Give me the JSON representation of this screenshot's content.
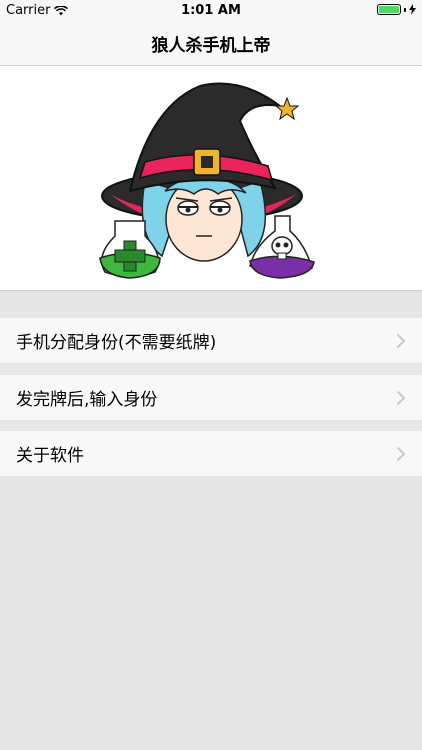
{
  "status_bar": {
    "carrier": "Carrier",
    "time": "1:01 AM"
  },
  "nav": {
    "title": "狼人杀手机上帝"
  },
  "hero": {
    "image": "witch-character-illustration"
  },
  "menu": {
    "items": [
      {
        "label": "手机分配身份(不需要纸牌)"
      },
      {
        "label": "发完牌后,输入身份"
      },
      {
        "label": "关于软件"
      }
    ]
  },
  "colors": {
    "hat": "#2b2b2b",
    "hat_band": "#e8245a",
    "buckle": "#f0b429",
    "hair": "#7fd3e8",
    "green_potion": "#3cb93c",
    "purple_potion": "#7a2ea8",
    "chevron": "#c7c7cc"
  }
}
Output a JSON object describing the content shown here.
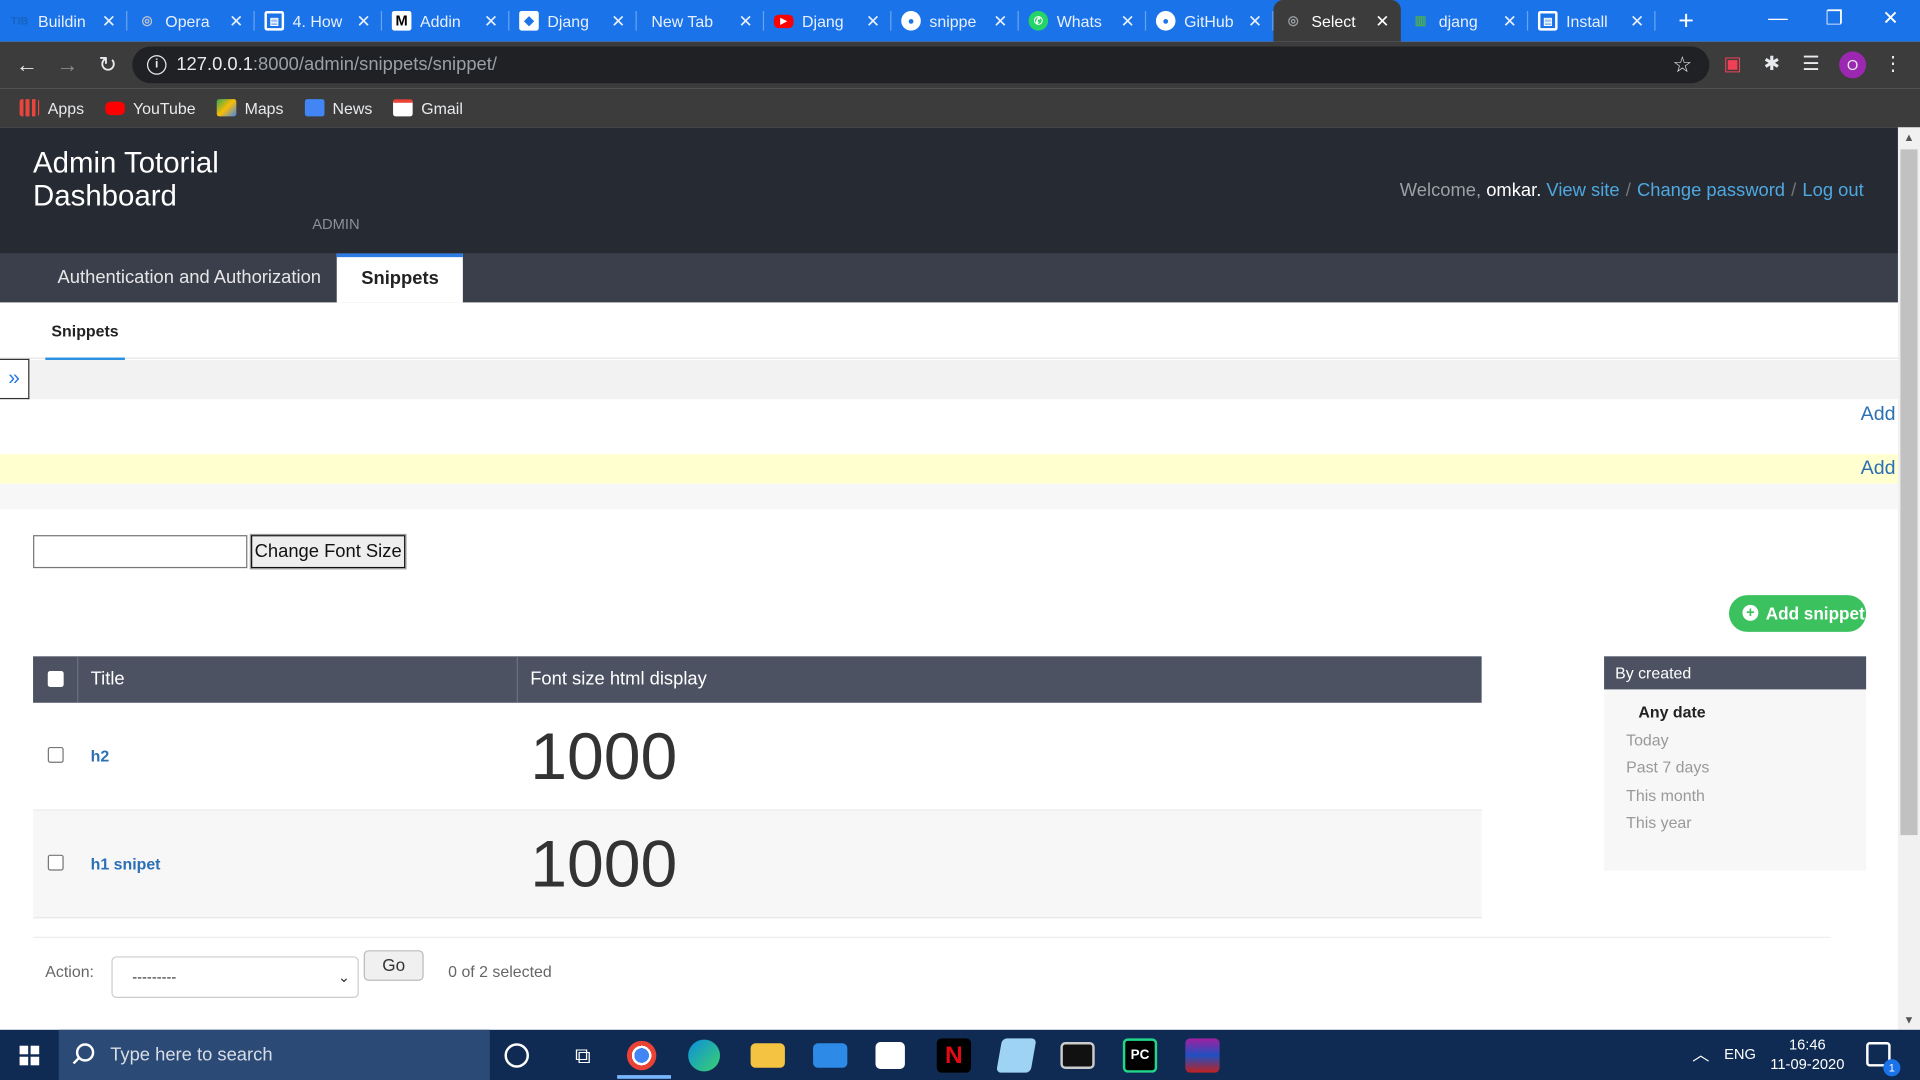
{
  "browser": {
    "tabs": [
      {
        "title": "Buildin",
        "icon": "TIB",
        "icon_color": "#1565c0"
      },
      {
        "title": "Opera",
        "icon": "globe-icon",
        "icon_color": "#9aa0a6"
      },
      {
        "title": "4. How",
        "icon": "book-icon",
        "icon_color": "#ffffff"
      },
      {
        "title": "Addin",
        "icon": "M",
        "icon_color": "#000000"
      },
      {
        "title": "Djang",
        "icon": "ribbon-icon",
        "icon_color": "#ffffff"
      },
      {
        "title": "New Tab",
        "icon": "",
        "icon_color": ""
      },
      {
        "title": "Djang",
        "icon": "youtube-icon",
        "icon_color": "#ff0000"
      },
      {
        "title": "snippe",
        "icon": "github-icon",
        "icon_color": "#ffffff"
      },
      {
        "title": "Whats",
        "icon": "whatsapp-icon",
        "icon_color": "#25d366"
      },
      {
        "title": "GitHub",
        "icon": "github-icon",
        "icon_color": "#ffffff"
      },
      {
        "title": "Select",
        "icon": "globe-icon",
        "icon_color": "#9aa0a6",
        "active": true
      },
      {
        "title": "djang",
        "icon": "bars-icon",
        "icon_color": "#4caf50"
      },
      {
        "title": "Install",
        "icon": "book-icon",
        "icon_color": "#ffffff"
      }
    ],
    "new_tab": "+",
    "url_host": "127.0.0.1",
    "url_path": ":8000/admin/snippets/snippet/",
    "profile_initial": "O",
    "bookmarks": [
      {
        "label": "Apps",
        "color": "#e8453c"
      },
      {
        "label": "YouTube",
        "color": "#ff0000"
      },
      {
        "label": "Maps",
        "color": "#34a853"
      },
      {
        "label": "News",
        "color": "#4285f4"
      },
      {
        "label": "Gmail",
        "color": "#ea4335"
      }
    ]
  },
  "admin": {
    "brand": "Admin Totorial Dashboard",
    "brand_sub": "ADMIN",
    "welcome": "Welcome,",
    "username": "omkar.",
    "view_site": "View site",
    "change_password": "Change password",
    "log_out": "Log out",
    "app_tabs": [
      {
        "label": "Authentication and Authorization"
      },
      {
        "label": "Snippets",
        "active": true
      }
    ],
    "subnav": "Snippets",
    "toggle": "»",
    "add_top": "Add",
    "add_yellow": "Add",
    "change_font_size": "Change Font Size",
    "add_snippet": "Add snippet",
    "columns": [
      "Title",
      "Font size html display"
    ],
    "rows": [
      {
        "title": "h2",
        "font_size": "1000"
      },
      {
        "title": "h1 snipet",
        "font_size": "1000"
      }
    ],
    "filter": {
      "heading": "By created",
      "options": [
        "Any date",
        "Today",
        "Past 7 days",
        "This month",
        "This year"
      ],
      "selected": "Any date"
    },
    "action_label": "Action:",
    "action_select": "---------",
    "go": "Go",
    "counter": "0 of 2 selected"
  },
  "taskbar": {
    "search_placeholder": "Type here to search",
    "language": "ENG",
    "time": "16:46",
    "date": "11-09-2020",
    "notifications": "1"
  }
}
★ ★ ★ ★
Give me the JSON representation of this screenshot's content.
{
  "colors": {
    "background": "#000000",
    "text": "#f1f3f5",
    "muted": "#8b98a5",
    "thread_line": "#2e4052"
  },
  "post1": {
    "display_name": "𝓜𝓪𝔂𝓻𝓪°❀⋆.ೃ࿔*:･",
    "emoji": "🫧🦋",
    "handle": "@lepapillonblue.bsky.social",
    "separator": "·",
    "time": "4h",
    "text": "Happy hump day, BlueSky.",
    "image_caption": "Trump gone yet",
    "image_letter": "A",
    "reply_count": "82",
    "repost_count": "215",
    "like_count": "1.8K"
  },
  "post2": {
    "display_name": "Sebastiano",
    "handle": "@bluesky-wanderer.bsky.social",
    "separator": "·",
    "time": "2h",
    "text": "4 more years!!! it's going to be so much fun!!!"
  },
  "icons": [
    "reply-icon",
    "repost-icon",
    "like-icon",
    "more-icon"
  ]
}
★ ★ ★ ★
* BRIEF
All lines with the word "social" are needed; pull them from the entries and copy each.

* SOLVED EXERCISE
    "handle": "@lepapillonblue.bsky.social",
    "handle": "@bluesky-wanderer.bsky.social",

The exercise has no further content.